Brief Report

Psychonomic Bulletin & Review

, Volume 20, Issue 1, pp 115-119

Reading your own lips: Common-coding theory and visual speech perception

  • Nancy Tye-MurrayAffiliated withDepartment of Otolaryngology, Washington University School of Medicine Email author 
  • , Brent P. SpeharAffiliated withDepartment of Otolaryngology, Washington University School of Medicine
  • , Joel MyersonAffiliated withDepartment of Psychology, Washington University
  • , Sandra HaleAffiliated withDepartment of Psychology, Washington University
  • , Mitchell S. SommersAffiliated withDepartment of Psychology, Washington University

Abstract

Common-coding theory posits that (1) perceiving an action activates the same representations of motor plans that are activated by actually performing that action, and (2) because of individual differences in the ways that actions are performed, observing recordings of one’s own previous behavior activates motor plans to an even greater degree than does observing someone else’s behavior.
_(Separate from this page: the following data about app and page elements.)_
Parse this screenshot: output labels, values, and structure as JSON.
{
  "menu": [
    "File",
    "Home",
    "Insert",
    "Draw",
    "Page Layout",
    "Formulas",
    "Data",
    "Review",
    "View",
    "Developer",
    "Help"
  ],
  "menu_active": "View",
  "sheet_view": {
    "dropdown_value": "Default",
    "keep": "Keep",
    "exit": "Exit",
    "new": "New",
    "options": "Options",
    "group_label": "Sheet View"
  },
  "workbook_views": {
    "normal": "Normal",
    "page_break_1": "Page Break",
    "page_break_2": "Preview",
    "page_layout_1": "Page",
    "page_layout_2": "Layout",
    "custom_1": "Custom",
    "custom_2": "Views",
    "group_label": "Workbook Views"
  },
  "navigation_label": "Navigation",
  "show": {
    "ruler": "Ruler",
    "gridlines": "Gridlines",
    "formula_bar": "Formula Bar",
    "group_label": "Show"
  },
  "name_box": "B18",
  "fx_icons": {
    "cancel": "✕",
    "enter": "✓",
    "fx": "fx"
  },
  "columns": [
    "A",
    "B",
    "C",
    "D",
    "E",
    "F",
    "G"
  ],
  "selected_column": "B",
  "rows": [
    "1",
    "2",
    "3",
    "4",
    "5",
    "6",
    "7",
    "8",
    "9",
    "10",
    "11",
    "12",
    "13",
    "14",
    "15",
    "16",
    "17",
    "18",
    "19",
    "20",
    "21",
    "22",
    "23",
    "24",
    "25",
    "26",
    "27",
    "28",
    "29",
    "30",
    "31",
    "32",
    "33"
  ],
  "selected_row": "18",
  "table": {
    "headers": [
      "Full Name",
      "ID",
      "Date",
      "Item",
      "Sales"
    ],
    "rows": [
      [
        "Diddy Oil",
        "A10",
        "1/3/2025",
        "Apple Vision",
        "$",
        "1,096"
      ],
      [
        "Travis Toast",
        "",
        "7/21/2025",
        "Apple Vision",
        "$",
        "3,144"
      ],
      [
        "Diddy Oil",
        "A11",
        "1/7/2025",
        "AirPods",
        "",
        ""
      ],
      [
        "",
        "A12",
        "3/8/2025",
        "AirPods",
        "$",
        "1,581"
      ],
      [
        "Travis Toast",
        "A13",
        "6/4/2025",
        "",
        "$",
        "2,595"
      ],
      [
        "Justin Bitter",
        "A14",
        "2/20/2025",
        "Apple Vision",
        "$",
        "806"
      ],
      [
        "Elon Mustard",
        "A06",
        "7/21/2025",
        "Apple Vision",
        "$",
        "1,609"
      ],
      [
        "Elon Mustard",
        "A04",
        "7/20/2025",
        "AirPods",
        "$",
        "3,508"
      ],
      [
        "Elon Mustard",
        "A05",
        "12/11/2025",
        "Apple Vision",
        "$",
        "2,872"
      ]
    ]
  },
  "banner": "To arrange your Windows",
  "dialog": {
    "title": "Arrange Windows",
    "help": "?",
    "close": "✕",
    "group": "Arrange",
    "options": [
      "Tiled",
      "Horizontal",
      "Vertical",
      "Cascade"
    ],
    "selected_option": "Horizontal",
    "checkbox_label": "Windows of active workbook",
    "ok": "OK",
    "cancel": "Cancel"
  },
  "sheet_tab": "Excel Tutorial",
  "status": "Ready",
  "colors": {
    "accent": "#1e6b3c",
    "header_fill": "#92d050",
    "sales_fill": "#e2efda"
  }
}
We hypothesized that if observing oneself activates motor plans to a greater degree than does observing others, and if these activated plans contribute to perception, then people should be able to lipread silent video clips of their own previous utterances more accurately than they can lipread video clips of other talkers. As predicted, two groups of participants were able to lipread video clips of themselves, recorded more than two weeks earlier, significantly more accurately than video clips of others. These results suggest that visual input activates speech motor activity that links to word representations in the mental lexicon.

Keywords

Visual word recognition Models of visual word recognition and priming Motor control Motor planning/programming